[[ RECORDS TO PROCESS open ]]

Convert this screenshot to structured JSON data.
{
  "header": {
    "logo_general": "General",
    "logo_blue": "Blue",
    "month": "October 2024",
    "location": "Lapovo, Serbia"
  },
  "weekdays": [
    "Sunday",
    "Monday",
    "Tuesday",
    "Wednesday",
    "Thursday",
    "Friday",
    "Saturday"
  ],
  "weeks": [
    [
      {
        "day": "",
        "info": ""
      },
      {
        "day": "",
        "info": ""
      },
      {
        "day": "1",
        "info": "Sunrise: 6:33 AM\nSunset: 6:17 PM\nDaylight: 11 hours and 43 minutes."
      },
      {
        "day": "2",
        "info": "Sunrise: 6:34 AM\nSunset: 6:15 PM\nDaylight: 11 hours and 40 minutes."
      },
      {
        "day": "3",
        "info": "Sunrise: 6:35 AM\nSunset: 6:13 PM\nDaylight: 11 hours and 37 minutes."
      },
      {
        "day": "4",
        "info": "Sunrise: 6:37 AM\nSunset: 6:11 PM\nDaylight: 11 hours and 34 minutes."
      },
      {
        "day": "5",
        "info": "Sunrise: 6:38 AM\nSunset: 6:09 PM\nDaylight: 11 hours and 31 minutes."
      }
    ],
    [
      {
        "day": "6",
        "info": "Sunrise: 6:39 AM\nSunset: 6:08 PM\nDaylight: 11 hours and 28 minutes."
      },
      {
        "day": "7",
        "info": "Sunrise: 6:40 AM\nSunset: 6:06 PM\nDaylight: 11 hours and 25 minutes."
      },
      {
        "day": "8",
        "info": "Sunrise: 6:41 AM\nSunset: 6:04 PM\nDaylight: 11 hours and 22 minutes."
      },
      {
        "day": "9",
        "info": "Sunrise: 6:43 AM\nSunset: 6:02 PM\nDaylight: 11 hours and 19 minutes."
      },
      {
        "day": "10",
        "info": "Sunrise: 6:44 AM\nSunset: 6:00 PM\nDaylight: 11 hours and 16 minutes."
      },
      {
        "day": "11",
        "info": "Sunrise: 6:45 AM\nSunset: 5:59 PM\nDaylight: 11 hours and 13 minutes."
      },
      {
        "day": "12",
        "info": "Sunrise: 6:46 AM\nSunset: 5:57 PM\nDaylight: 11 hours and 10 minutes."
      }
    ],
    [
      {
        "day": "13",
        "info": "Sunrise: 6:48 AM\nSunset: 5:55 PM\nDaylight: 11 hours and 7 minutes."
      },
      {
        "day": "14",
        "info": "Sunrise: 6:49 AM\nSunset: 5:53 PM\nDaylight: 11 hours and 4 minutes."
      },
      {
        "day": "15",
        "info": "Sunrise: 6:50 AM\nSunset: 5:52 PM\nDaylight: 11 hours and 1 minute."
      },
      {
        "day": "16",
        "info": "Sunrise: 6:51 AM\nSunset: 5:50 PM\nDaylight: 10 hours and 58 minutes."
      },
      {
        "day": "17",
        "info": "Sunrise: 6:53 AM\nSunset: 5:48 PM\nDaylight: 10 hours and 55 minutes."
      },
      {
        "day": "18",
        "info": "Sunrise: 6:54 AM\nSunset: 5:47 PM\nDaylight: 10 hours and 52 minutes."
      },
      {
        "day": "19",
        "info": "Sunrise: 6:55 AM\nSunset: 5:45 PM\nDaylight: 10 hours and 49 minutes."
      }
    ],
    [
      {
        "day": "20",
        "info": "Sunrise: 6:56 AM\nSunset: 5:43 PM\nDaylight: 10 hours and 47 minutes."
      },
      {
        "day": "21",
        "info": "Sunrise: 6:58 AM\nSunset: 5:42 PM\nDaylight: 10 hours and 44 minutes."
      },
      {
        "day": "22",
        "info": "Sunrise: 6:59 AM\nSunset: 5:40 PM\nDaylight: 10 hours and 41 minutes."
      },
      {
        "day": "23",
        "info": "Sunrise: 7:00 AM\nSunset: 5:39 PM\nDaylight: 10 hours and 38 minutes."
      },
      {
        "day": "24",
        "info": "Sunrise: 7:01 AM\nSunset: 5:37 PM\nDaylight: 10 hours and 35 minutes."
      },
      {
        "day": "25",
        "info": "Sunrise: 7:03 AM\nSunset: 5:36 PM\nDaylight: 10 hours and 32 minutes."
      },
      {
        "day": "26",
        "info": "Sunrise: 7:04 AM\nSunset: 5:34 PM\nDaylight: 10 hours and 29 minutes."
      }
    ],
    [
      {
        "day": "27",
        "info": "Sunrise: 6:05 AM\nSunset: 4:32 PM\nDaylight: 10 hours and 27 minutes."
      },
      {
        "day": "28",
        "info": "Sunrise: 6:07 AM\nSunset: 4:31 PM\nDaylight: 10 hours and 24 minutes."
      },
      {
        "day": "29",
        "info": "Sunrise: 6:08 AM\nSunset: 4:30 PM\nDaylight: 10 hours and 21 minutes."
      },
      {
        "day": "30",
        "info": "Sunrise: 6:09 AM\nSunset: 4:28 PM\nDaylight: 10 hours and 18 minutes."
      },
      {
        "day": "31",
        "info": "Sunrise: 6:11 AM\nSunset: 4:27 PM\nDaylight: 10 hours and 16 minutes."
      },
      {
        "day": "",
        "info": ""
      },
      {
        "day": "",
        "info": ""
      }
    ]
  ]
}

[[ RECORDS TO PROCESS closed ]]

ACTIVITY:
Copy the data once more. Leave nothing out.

TASK OUTPUT:
Convert this screenshot to structured JSON data.
{
  "header": {
    "logo_general": "General",
    "logo_blue": "Blue",
    "month": "October 2024",
    "location": "Lapovo, Serbia"
  },
  "weekdays": [
    "Sunday",
    "Monday",
    "Tuesday",
    "Wednesday",
    "Thursday",
    "Friday",
    "Saturday"
  ],
  "weeks": [
    [
      {
        "day": "",
        "info": ""
      },
      {
        "day": "",
        "info": ""
      },
      {
        "day": "1",
        "info": "Sunrise: 6:33 AM\nSunset: 6:17 PM\nDaylight: 11 hours and 43 minutes."
      },
      {
        "day": "2",
        "info": "Sunrise: 6:34 AM\nSunset: 6:15 PM\nDaylight: 11 hours and 40 minutes."
      },
      {
        "day": "3",
        "info": "Sunrise: 6:35 AM\nSunset: 6:13 PM\nDaylight: 11 hours and 37 minutes."
      },
      {
        "day": "4",
        "info": "Sunrise: 6:37 AM\nSunset: 6:11 PM\nDaylight: 11 hours and 34 minutes."
      },
      {
        "day": "5",
        "info": "Sunrise: 6:38 AM\nSunset: 6:09 PM\nDaylight: 11 hours and 31 minutes."
      }
    ],
    [
      {
        "day": "6",
        "info": "Sunrise: 6:39 AM\nSunset: 6:08 PM\nDaylight: 11 hours and 28 minutes."
      },
      {
        "day": "7",
        "info": "Sunrise: 6:40 AM\nSunset: 6:06 PM\nDaylight: 11 hours and 25 minutes."
      },
      {
        "day": "8",
        "info": "Sunrise: 6:41 AM\nSunset: 6:04 PM\nDaylight: 11 hours and 22 minutes."
      },
      {
        "day": "9",
        "info": "Sunrise: 6:43 AM\nSunset: 6:02 PM\nDaylight: 11 hours and 19 minutes."
      },
      {
        "day": "10",
        "info": "Sunrise: 6:44 AM\nSunset: 6:00 PM\nDaylight: 11 hours and 16 minutes."
      },
      {
        "day": "11",
        "info": "Sunrise: 6:45 AM\nSunset: 5:59 PM\nDaylight: 11 hours and 13 minutes."
      },
      {
        "day": "12",
        "info": "Sunrise: 6:46 AM\nSunset: 5:57 PM\nDaylight: 11 hours and 10 minutes."
      }
    ],
    [
      {
        "day": "13",
        "info": "Sunrise: 6:48 AM\nSunset: 5:55 PM\nDaylight: 11 hours and 7 minutes."
      },
      {
        "day": "14",
        "info": "Sunrise: 6:49 AM\nSunset: 5:53 PM\nDaylight: 11 hours and 4 minutes."
      },
      {
        "day": "15",
        "info": "Sunrise: 6:50 AM\nSunset: 5:52 PM\nDaylight: 11 hours and 1 minute."
      },
      {
        "day": "16",
        "info": "Sunrise: 6:51 AM\nSunset: 5:50 PM\nDaylight: 10 hours and 58 minutes."
      },
      {
        "day": "17",
        "info": "Sunrise: 6:53 AM\nSunset: 5:48 PM\nDaylight: 10 hours and 55 minutes."
      },
      {
        "day": "18",
        "info": "Sunrise: 6:54 AM\nSunset: 5:47 PM\nDaylight: 10 hours and 52 minutes."
      },
      {
        "day": "19",
        "info": "Sunrise: 6:55 AM\nSunset: 5:45 PM\nDaylight: 10 hours and 49 minutes."
      }
    ],
    [
      {
        "day": "20",
        "info": "Sunrise: 6:56 AM\nSunset: 5:43 PM\nDaylight: 10 hours and 47 minutes."
      },
      {
        "day": "21",
        "info": "Sunrise: 6:58 AM\nSunset: 5:42 PM\nDaylight: 10 hours and 44 minutes."
      },
      {
        "day": "22",
        "info": "Sunrise: 6:59 AM\nSunset: 5:40 PM\nDaylight: 10 hours and 41 minutes."
      },
      {
        "day": "23",
        "info": "Sunrise: 7:00 AM\nSunset: 5:39 PM\nDaylight: 10 hours and 38 minutes."
      },
      {
        "day": "24",
        "info": "Sunrise: 7:01 AM\nSunset: 5:37 PM\nDaylight: 10 hours and 35 minutes."
      },
      {
        "day": "25",
        "info": "Sunrise: 7:03 AM\nSunset: 5:36 PM\nDaylight: 10 hours and 32 minutes."
      },
      {
        "day": "26",
        "info": "Sunrise: 7:04 AM\nSunset: 5:34 PM\nDaylight: 10 hours and 29 minutes."
      }
    ],
    [
      {
        "day": "27",
        "info": "Sunrise: 6:05 AM\nSunset: 4:32 PM\nDaylight: 10 hours and 27 minutes."
      },
      {
        "day": "28",
        "info": "Sunrise: 6:07 AM\nSunset: 4:31 PM\nDaylight: 10 hours and 24 minutes."
      },
      {
        "day": "29",
        "info": "Sunrise: 6:08 AM\nSunset: 4:30 PM\nDaylight: 10 hours and 21 minutes."
      },
      {
        "day": "30",
        "info": "Sunrise: 6:09 AM\nSunset: 4:28 PM\nDaylight: 10 hours and 18 minutes."
      },
      {
        "day": "31",
        "info": "Sunrise: 6:11 AM\nSunset: 4:27 PM\nDaylight: 10 hours and 16 minutes."
      },
      {
        "day": "",
        "info": ""
      },
      {
        "day": "",
        "info": ""
      }
    ]
  ]
}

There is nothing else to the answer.